Cable Shows Connect

Viewers are more loyal to cable networks and even find the commercials on basic-cable networks more relevant to them than spots on broadcast, said Cabletelevision Advertising Bureau executives, citing the results of a new survey.

"We've got an undeniable pattern of very strong connectivity between cable brands and cable networks," said CAB president Sean Cunningham, who will present some of the findings from a CAB-commissioned SRI/Knowledge Networks survey at a Monday afternoon panel session during the National Show in New Orleans.

CAB executives are adding some of the findings from the survey to a "One TV World" presentation the association has been giving to media buyers. That CAB presentation stresses that cable has achieved parity with broadcast, in terms of reach.


Asked to describe how loyal they are to programs viewed on broadcast and cable, 39% of respondents said they consider themselves loyal to cable programs, while 21% picked broadcast and 11% cited both media equally.

When asked which medium consistently shows the best programs, 57% picked cable while 19% went with broadcast.

Respondents also said they pay more attention to ads on cable (44%) compared to broadcast (31%). CAB said 38% of respondents said cable ads "are more relevant to me," versus the 34% who said broadcast ads were more relevant.

In terms of personal fit, 47% of respondents said they would miss cable networks if they were no longer available, while 23% said they would miss broadcast networks. CAB said 46% of respondents said cable networks "complement my lifestyle," compared to 15% for broadcast.

But when viewers first sit down to channel surf, more of them watch broadcast networks than cable. The survey found that 45% of respondents tune to broadcast networks when they don't know in advance what programs they're going to watch, compared to 43% who flip to ad-supported cable and 6% that first tune to a premium cable channel.

The survey also found that viewers are increasingly relying on electronic program guides to find out what's on TV, which is good news for Gemstar-TV Guide International Inc. and other guide vendors.

CAB said 33% of survey respondents said they use an electronic program guide to find out what's on TV during the evening. The second most popular method was "flipping channels," followed by TV Guide
magazine (20%), other printed listings (20%) and TV advertisements (14%).

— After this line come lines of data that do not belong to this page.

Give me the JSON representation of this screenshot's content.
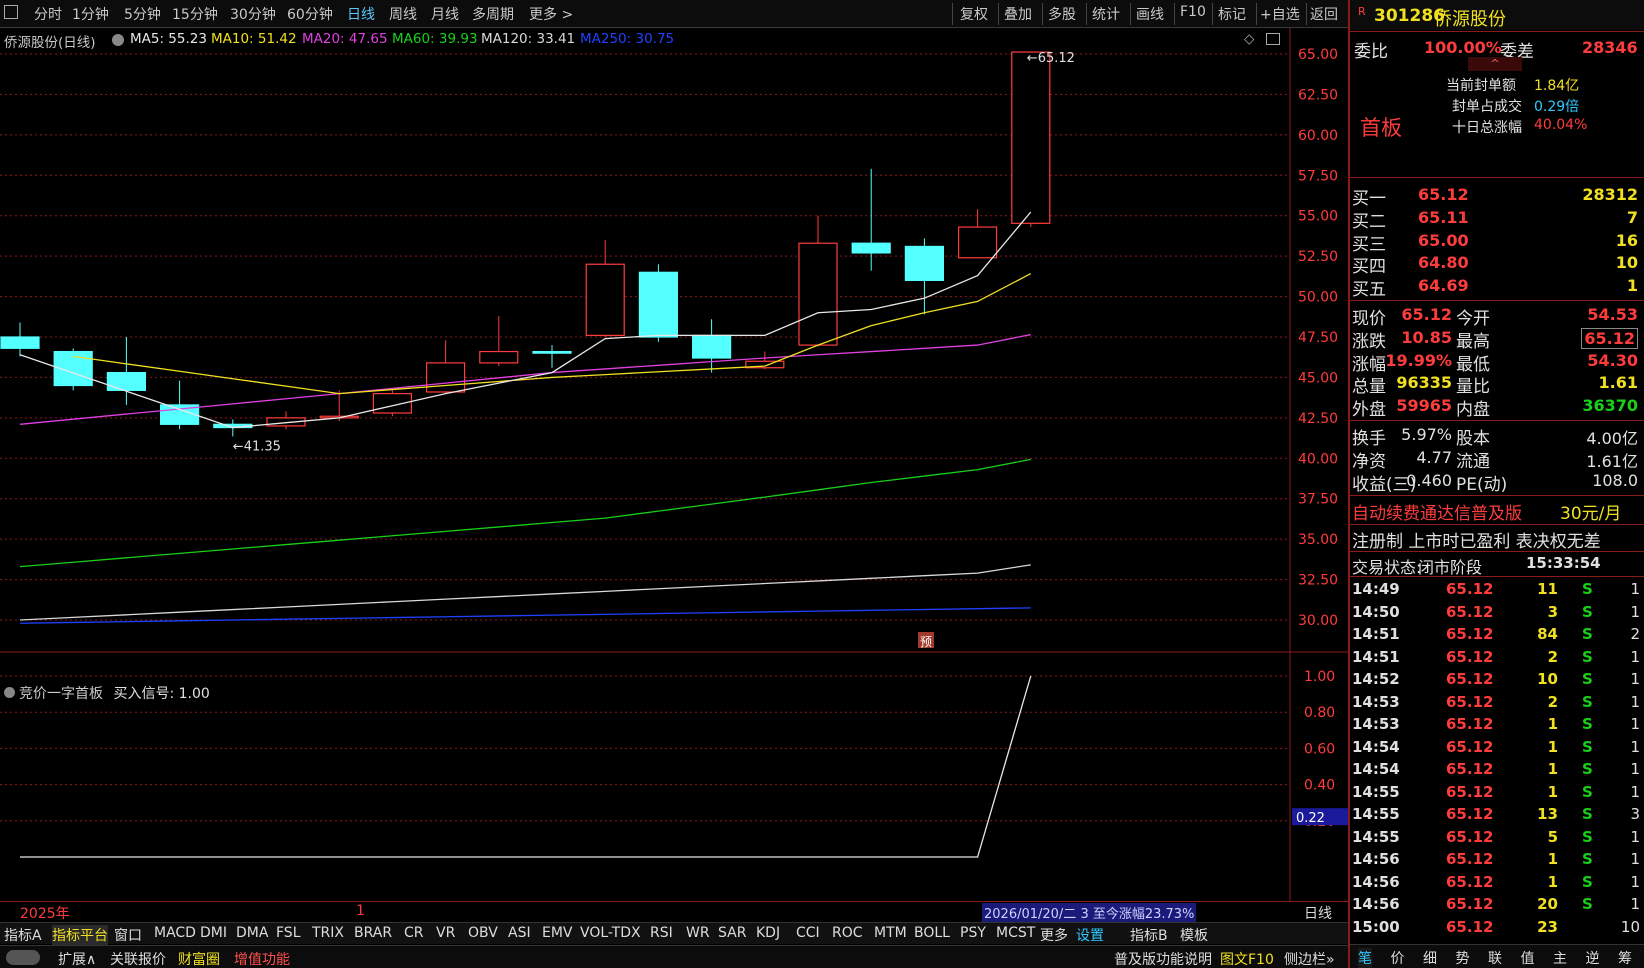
{
  "periods": [
    "分时",
    "1分钟",
    "5分钟",
    "15分钟",
    "30分钟",
    "60分钟",
    "日线",
    "周线",
    "月线",
    "多周期",
    "更多 >"
  ],
  "toolbar": [
    "复权",
    "叠加",
    "多股",
    "统计",
    "画线",
    "F10",
    "标记",
    "+自选",
    "返回"
  ],
  "ma_header": {
    "title": "侨源股份(日线)",
    "ma5": "MA5: 55.23",
    "ma10": "MA10: 51.42",
    "ma20": "MA20: 47.65",
    "ma60": "MA60: 39.93",
    "ma120": "MA120: 33.41",
    "ma250": "MA250: 30.75"
  },
  "colors": {
    "up": "#ff3c3c",
    "down": "#54ffff",
    "ma5": "#e8e8e8",
    "ma10": "#f0e020",
    "ma20": "#e040e0",
    "ma60": "#18d018",
    "ma120": "#d8d8d8",
    "ma250": "#2040ff",
    "grid": "#8b1a1a"
  },
  "price_axis": [
    "65.00",
    "62.50",
    "60.00",
    "57.50",
    "55.00",
    "52.50",
    "50.00",
    "47.50",
    "45.00",
    "42.50",
    "40.00",
    "37.50",
    "35.00",
    "32.50",
    "30.00"
  ],
  "indicator_axis": [
    "1.00",
    "0.80",
    "0.60",
    "0.40",
    "0.20"
  ],
  "chart_data": {
    "type": "candlestick",
    "ylim": [
      29,
      66
    ],
    "candles": [
      {
        "o": 47.5,
        "h": 48.4,
        "l": 46.3,
        "c": 46.8
      },
      {
        "o": 46.6,
        "h": 46.8,
        "l": 44.2,
        "c": 44.5
      },
      {
        "o": 45.3,
        "h": 47.5,
        "l": 43.3,
        "c": 44.2
      },
      {
        "o": 43.3,
        "h": 44.8,
        "l": 41.8,
        "c": 42.1
      },
      {
        "o": 42.1,
        "h": 42.4,
        "l": 41.35,
        "c": 41.9
      },
      {
        "o": 42.0,
        "h": 42.9,
        "l": 41.8,
        "c": 42.5
      },
      {
        "o": 42.5,
        "h": 44.2,
        "l": 42.3,
        "c": 42.6
      },
      {
        "o": 42.8,
        "h": 44.2,
        "l": 42.6,
        "c": 44.0
      },
      {
        "o": 44.1,
        "h": 47.3,
        "l": 44.0,
        "c": 45.9
      },
      {
        "o": 45.9,
        "h": 48.8,
        "l": 45.7,
        "c": 46.6
      },
      {
        "o": 46.6,
        "h": 47.0,
        "l": 45.6,
        "c": 46.5
      },
      {
        "o": 47.6,
        "h": 53.5,
        "l": 47.5,
        "c": 52.0
      },
      {
        "o": 51.5,
        "h": 52.0,
        "l": 47.2,
        "c": 47.5
      },
      {
        "o": 47.6,
        "h": 48.6,
        "l": 45.3,
        "c": 46.2
      },
      {
        "o": 45.6,
        "h": 46.6,
        "l": 45.5,
        "c": 46.0
      },
      {
        "o": 47.0,
        "h": 55.0,
        "l": 46.9,
        "c": 53.3
      },
      {
        "o": 53.3,
        "h": 57.9,
        "l": 51.6,
        "c": 52.7
      },
      {
        "o": 53.1,
        "h": 53.6,
        "l": 48.9,
        "c": 51.0
      },
      {
        "o": 52.4,
        "h": 55.4,
        "l": 52.4,
        "c": 54.3
      },
      {
        "o": 54.53,
        "h": 65.12,
        "l": 54.3,
        "c": 65.12
      }
    ],
    "ma5": [
      46.4,
      null,
      null,
      null,
      41.9,
      null,
      42.5,
      null,
      44.0,
      null,
      45.3,
      47.4,
      47.6,
      47.6,
      47.6,
      49.0,
      49.2,
      49.9,
      51.3,
      55.23
    ],
    "ma10": [
      null,
      46.3,
      null,
      null,
      null,
      null,
      44.0,
      null,
      null,
      null,
      45.0,
      null,
      null,
      null,
      45.7,
      47.0,
      48.2,
      49.0,
      49.7,
      51.42
    ],
    "ma20": [
      42.1,
      null,
      null,
      null,
      null,
      null,
      44.0,
      null,
      null,
      null,
      45.3,
      null,
      null,
      null,
      46.2,
      null,
      46.6,
      null,
      47.0,
      47.65
    ],
    "ma60": [
      33.3,
      null,
      null,
      null,
      null,
      null,
      null,
      null,
      null,
      null,
      null,
      36.3,
      null,
      null,
      37.6,
      null,
      38.5,
      null,
      39.3,
      39.93
    ],
    "ma120": [
      30.0,
      null,
      null,
      null,
      null,
      null,
      null,
      null,
      null,
      null,
      null,
      null,
      null,
      null,
      null,
      null,
      null,
      null,
      32.9,
      33.41
    ],
    "ma250": [
      29.8,
      null,
      null,
      null,
      null,
      null,
      null,
      null,
      null,
      null,
      null,
      null,
      null,
      null,
      null,
      null,
      null,
      null,
      null,
      30.75
    ],
    "annotations": {
      "high": "65.12",
      "low": "41.35"
    },
    "indicator": {
      "name": "竞价一字首板",
      "signal_label": "买入信号: 1.00",
      "values": [
        0,
        0,
        0,
        0,
        0,
        0,
        0,
        0,
        0,
        0,
        0,
        0,
        0,
        0,
        0,
        0,
        0,
        0,
        0,
        1.0
      ],
      "current": "0.22"
    }
  },
  "bottom": {
    "year": "2025年",
    "marker": "1",
    "period_label": "日线",
    "range_note": "2026/01/20/二 3 至今涨幅23.73%"
  },
  "index_tabs": [
    "指标A",
    "指标平台",
    "窗口",
    "MACD",
    "DMI",
    "DMA",
    "FSL",
    "TRIX",
    "BRAR",
    "CR",
    "VR",
    "OBV",
    "ASI",
    "EMV",
    "VOL-TDX",
    "RSI",
    "WR",
    "SAR",
    "KDJ",
    "CCI",
    "ROC",
    "MTM",
    "BOLL",
    "PSY",
    "MCST",
    "更多",
    "设置",
    "指标B",
    "模板"
  ],
  "status_tabs": [
    "扩展∧",
    "关联报价",
    "财富圈",
    "增值功能"
  ],
  "status_right": [
    "普及版功能说明",
    "图文F10",
    "侧边栏»"
  ],
  "right_tabs": [
    "笔",
    "价",
    "细",
    "势",
    "联",
    "值",
    "主",
    "逆",
    "筹"
  ],
  "stock": {
    "code": "301286",
    "name": "侨源股份",
    "weibi_label": "委比",
    "weibi": "100.00%",
    "weicha_label": "委差",
    "weicha": "28346",
    "tag": "首板",
    "seal1_label": "当前封单额",
    "seal1": "1.84亿",
    "seal2_label": "封单占成交",
    "seal2": "0.29倍",
    "seal3_label": "十日总涨幅",
    "seal3": "40.04%",
    "bids": [
      {
        "label": "买一",
        "price": "65.12",
        "vol": "28312"
      },
      {
        "label": "买二",
        "price": "65.11",
        "vol": "7"
      },
      {
        "label": "买三",
        "price": "65.00",
        "vol": "16"
      },
      {
        "label": "买四",
        "price": "64.80",
        "vol": "10"
      },
      {
        "label": "买五",
        "price": "64.69",
        "vol": "1"
      }
    ],
    "quote": [
      [
        "现价",
        "65.12",
        "今开",
        "54.53"
      ],
      [
        "涨跌",
        "10.85",
        "最高",
        "65.12"
      ],
      [
        "涨幅",
        "19.99%",
        "最低",
        "54.30"
      ],
      [
        "总量",
        "96335",
        "量比",
        "1.61"
      ],
      [
        "外盘",
        "59965",
        "内盘",
        "36370"
      ]
    ],
    "info": [
      [
        "换手",
        "5.97%",
        "股本",
        "4.00亿"
      ],
      [
        "净资",
        "4.77",
        "流通",
        "1.61亿"
      ],
      [
        "收益(三)",
        "0.460",
        "PE(动)",
        "108.0"
      ]
    ],
    "ad1": "自动续费通达信普及版",
    "ad1_price": "30元/月",
    "ad2": "注册制 上市时已盈利 表决权无差",
    "status_label": "交易状态:",
    "status": "闭市阶段",
    "status_time": "15:33:54"
  },
  "ticks": [
    [
      "14:49",
      "65.12",
      "11",
      "S",
      "1"
    ],
    [
      "14:50",
      "65.12",
      "3",
      "S",
      "1"
    ],
    [
      "14:51",
      "65.12",
      "84",
      "S",
      "2"
    ],
    [
      "14:51",
      "65.12",
      "2",
      "S",
      "1"
    ],
    [
      "14:52",
      "65.12",
      "10",
      "S",
      "1"
    ],
    [
      "14:53",
      "65.12",
      "2",
      "S",
      "1"
    ],
    [
      "14:53",
      "65.12",
      "1",
      "S",
      "1"
    ],
    [
      "14:54",
      "65.12",
      "1",
      "S",
      "1"
    ],
    [
      "14:54",
      "65.12",
      "1",
      "S",
      "1"
    ],
    [
      "14:55",
      "65.12",
      "1",
      "S",
      "1"
    ],
    [
      "14:55",
      "65.12",
      "13",
      "S",
      "3"
    ],
    [
      "14:55",
      "65.12",
      "5",
      "S",
      "1"
    ],
    [
      "14:56",
      "65.12",
      "1",
      "S",
      "1"
    ],
    [
      "14:56",
      "65.12",
      "1",
      "S",
      "1"
    ],
    [
      "14:56",
      "65.12",
      "20",
      "S",
      "1"
    ],
    [
      "15:00",
      "65.12",
      "23",
      "",
      "10"
    ]
  ]
}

Another 9% of respondents said they "just know what's on," while 5% indicated that they decide what to watch based on word of mouth.

CAB plans to detail some of the findings from the survey this week on a new Web site it's launching at While CAB's Web site will permanently switch to, Cunningham said CAB has no plans to change its name to One TV World.


The survey of 2,000 adults aged 18 to 64 was conducted during February and March to ensure that that the broadcast sweeps period was reflected in the findings, Cunningham said.

In coming weeks, CAB plans to release additional findings from the survey, including questions pertaining to the effects of digital video recorders on TV viewing. Respondents were asked how they use DVRs, including whether they use the devices to fast-forward through commercials.

"I think as an industry, all learning about PVRs, regardless of source, are things that you really want to have to share with the adverting and media community because of its potential importance," Cunningham said.